Pro-Ukrainian Rally Lives Under Shadow of Another Occupation
'In the Ukraine, I think the whole future of Europe will be decided,' said MEP Tunne Kelam, speaking at a protest in front of the Russian embassy in Tallinn
Roughly 200 people were demonstrating outside the Russian embassy in Old Town on Sunday, expressing their support for Ukraine and opposition to the invasion of the Crimea by Russian forces, shadowed by its second-floor balcony.
On June 21, 1940, another mass demonstration was overseen on Pikk Street from that very platform. From that spot, the Chairman of the Supreme Soviet and Joseph Stalin’s “right-hand man”, Andrei Zhdanov, and local communists Johannes Lauristin, Neeme Ruus and Karl Säre, waved to a pro-Soviet crowd of protestors.
This event, among others, marked the beginning of the Soviet occupation of Estonia after the country allowed troops to be based within its borders in a “Mutual Assistance Agreement” in 1939.
“This is a demonstration of solidarity,” said Kelam, addressing the crowd on Sunday's protest. “It’s very clear that if we appease in Ukraine then we are at risk too, as a neighbor of Russia,” he said, referring to Zhdanov’s appearance in Tallinn and the balcony on which he once stood.
“This is serious. In the Ukraine, I think the whole future of Europe will be decided. Ukrainians have already shown with their lives that they want to live in the European rule of law. If Europe is strong and prepared to defend its values, we can win. There’s hope for the future.” Kelam said.
Ivari Padar, a Social Democrat MEP, was also present during the demonstration, as was Eerik-Niiles Kross, member of the IRL faction to the Tallinn City Council and a candidate for the EU Parliament.
“For an Estonian citizen, this is the obvious place to be," said Kross, who is also the Vice-Chairman of IRL. “It’s clear by now that there is a military invasion, an attempt to annex part of Ukraine is going on by Russian forces. I’m somewhat relieved that the US State Department has also qualified it also as an aggression and an annexation. It was a bit unclear how the western world was qualifying it to this point."

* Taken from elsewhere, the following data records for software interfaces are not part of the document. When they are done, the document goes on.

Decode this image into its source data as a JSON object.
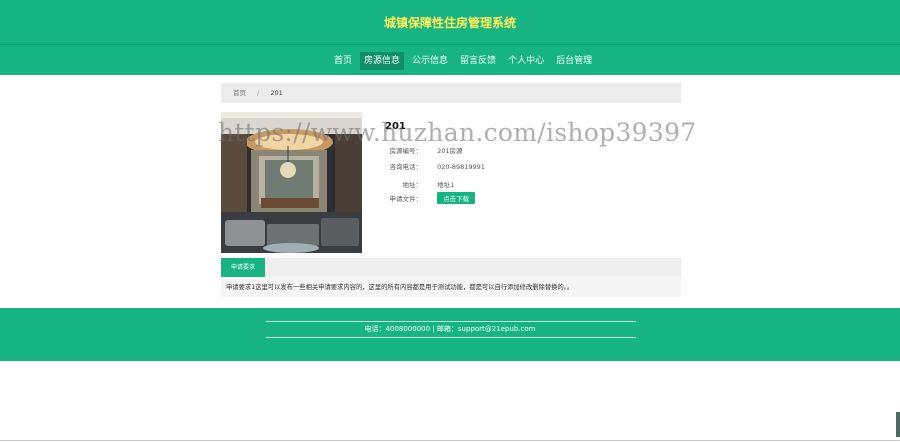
{
  "header": {
    "title": "城镇保障性住房管理系统"
  },
  "nav": {
    "items": [
      "首页",
      "房源信息",
      "公示信息",
      "留言反馈",
      "个人中心",
      "后台管理"
    ],
    "active_index": 1
  },
  "breadcrumb": {
    "home": "首页",
    "separator": "/",
    "current": "201"
  },
  "house": {
    "name": "201",
    "rows": [
      {
        "label": "房源编号：",
        "value": "201房源"
      },
      {
        "label": "咨询电话：",
        "value": "020-89819991"
      },
      {
        "label": "地址：",
        "value": "地址1"
      },
      {
        "label": "申请文件：",
        "button": "点击下载"
      }
    ]
  },
  "watermark": "https://www.huzhan.com/ishop39397",
  "tabs": {
    "requirements": "申请要求"
  },
  "requirements_text": "申请要求1这里可以发布一些相关申请要求内容的，这里的所有内容都是用于测试功能，都是可以自行添加修改删除替换的。。",
  "footer": {
    "contact": "电话：4008000000 | 邮箱：support@21epub.com"
  },
  "colors": {
    "primary": "#16b383",
    "title_yellow": "#ffef5c",
    "active_nav": "#0f8f67"
  }
}
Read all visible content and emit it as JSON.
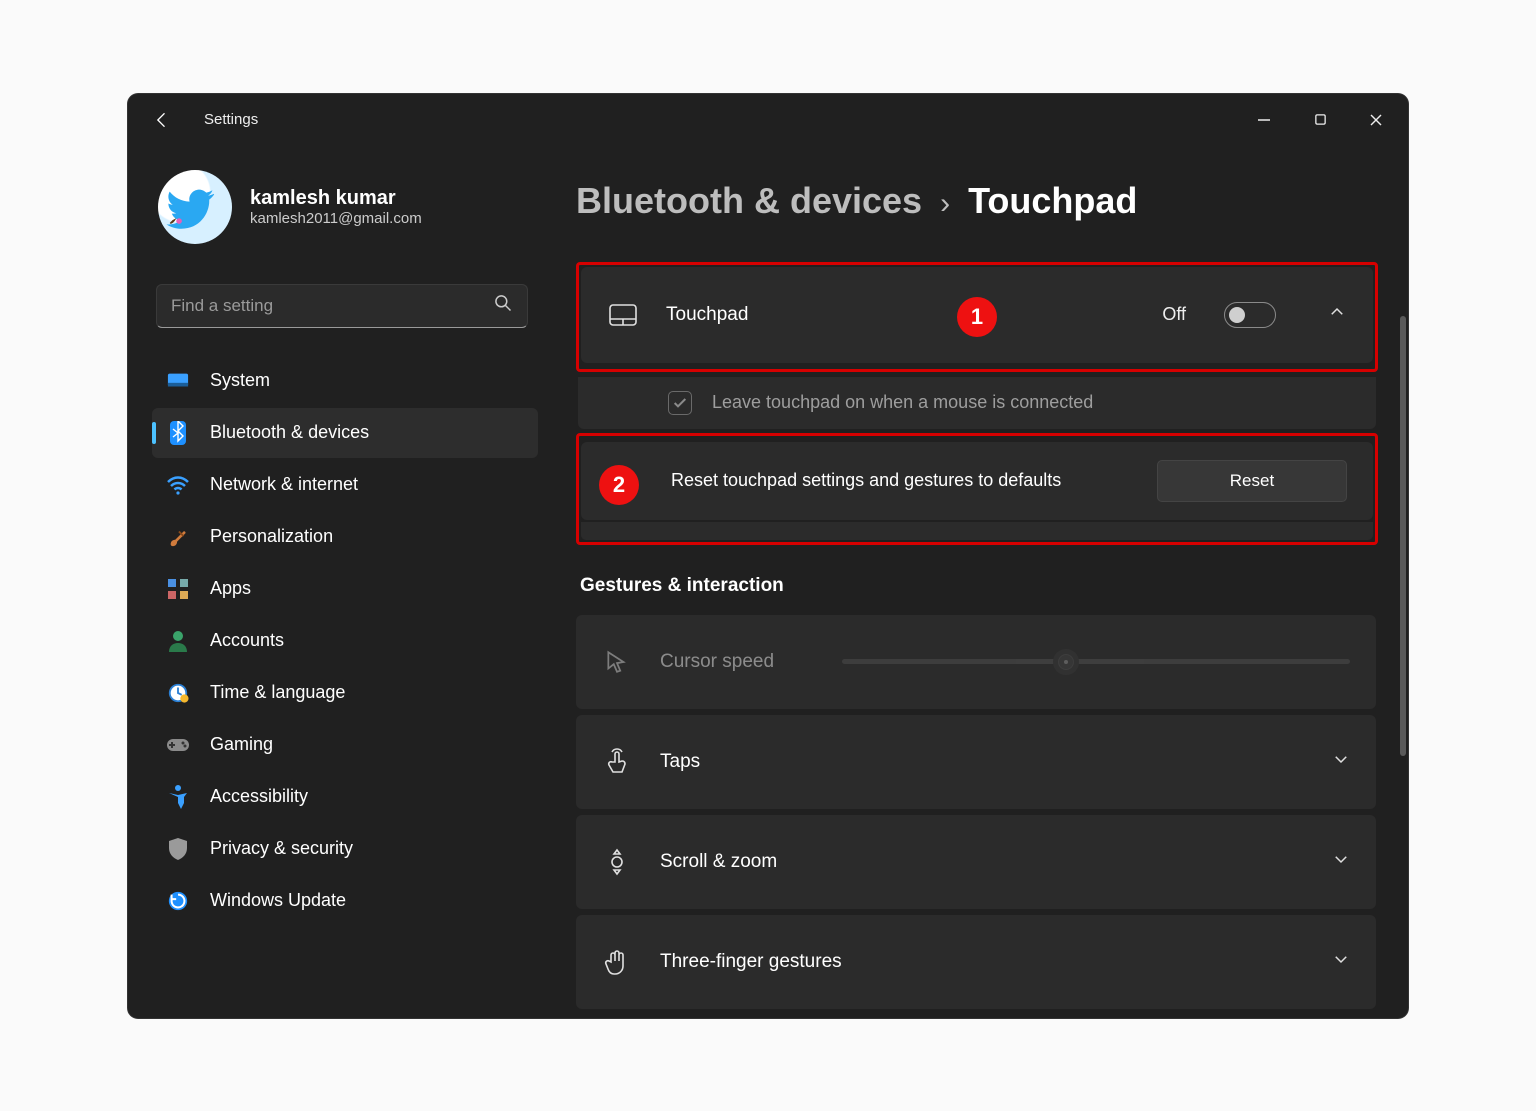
{
  "window": {
    "title": "Settings"
  },
  "profile": {
    "name": "kamlesh kumar",
    "email": "kamlesh2011@gmail.com"
  },
  "search": {
    "placeholder": "Find a setting"
  },
  "sidebar": {
    "items": [
      {
        "label": "System",
        "icon": "system"
      },
      {
        "label": "Bluetooth & devices",
        "icon": "bluetooth",
        "active": true
      },
      {
        "label": "Network & internet",
        "icon": "wifi"
      },
      {
        "label": "Personalization",
        "icon": "brush"
      },
      {
        "label": "Apps",
        "icon": "apps"
      },
      {
        "label": "Accounts",
        "icon": "account"
      },
      {
        "label": "Time & language",
        "icon": "clock"
      },
      {
        "label": "Gaming",
        "icon": "gamepad"
      },
      {
        "label": "Accessibility",
        "icon": "accessibility"
      },
      {
        "label": "Privacy & security",
        "icon": "shield"
      },
      {
        "label": "Windows Update",
        "icon": "update"
      }
    ]
  },
  "breadcrumb": {
    "parent": "Bluetooth & devices",
    "current": "Touchpad"
  },
  "touchpad_panel": {
    "title": "Touchpad",
    "toggle_state": "Off",
    "sub_option": "Leave touchpad on when a mouse is connected",
    "sub_checked": true,
    "reset_text": "Reset touchpad settings and gestures to defaults",
    "reset_button": "Reset"
  },
  "annotations": {
    "badge1": "1",
    "badge2": "2"
  },
  "gestures": {
    "heading": "Gestures & interaction",
    "cursor_speed": {
      "label": "Cursor speed",
      "value_pct": 44
    },
    "rows": [
      {
        "label": "Taps",
        "icon": "tap"
      },
      {
        "label": "Scroll & zoom",
        "icon": "scrollzoom"
      },
      {
        "label": "Three-finger gestures",
        "icon": "threefinger"
      }
    ]
  }
}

Kross said that although the Prime Minister Andrus Ansip’ government is scheduled to step down on Tuesday, he saw no reason for that plan to change. National coalition talks will proceed, he believed.

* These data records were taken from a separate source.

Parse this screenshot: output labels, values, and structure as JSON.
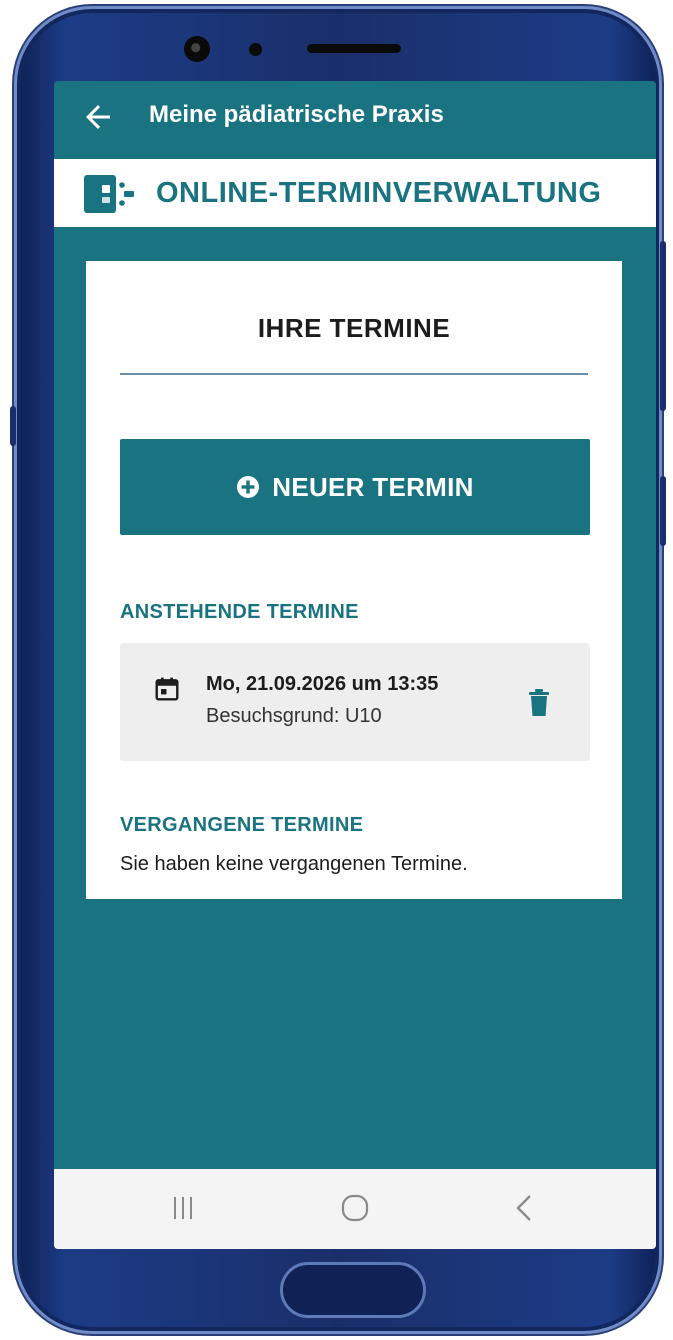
{
  "appbar": {
    "title": "Meine pädiatrische Praxis",
    "back_icon": "arrow-left-icon"
  },
  "brand": {
    "title": "ONLINE-TERMINVERWALTUNG",
    "logo_icon": "door-exit-icon"
  },
  "card": {
    "title": "IHRE TERMINE",
    "new_button": {
      "label": "NEUER TERMIN",
      "icon": "plus-circle-icon"
    },
    "upcoming": {
      "heading": "ANSTEHENDE TERMINE",
      "items": [
        {
          "date": "Mo, 21.09.2026 um 13:35",
          "reason": "Besuchsgrund: U10",
          "icon": "calendar-icon",
          "action_icon": "trash-icon"
        }
      ]
    },
    "past": {
      "heading": "VERGANGENE TERMINE",
      "empty_text": "Sie haben keine vergangenen Termine."
    }
  },
  "navbar": {
    "recents_icon": "recents-icon",
    "home_icon": "home-icon",
    "back_icon": "back-chevron-icon"
  },
  "colors": {
    "primary": "#1a7380",
    "card": "#ffffff",
    "appt_bg": "#eeeeee",
    "text": "#1c1c1c"
  }
}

“I don’t think we should let at any time for the Russians to influence our internal political processes,” Kross said. “It’s important that we do that independently. Timing-wise, it is a tricky period. But the President’s (Toomas Hendrick Ilves) National Defense Council is meeting, and all the key government ministers are attending.”
The demonstration was not without incident. Several scuffles broke out at various points, some of which seemed powered by “liquid courage”. An individual who showed up with a St. George’s ribbon, as was someone with Nazi regalia. A fight broke out when a gentleman decrying the loss of Estonian territory codified by the recent Russian-Estonian border agreement had his sign ripped out of his hand by another. In all of the situations, the local police quickly ejected them from the area.
"It’s clear if the Russians get away with it, as they usually do, with their aggressive foreign policy steps, this would gravely undermine the security of Europe," Kross said. "It actually resembles the annexation of the Sudetenland in 1938 (by Nazi forces in Czechoslovakia). Even the justification – to protect a national minority is the same. And as you remember, Western powers decided then that they were not willing to use force, and allowed Hitler to get away with it. And we know what happened because of that.”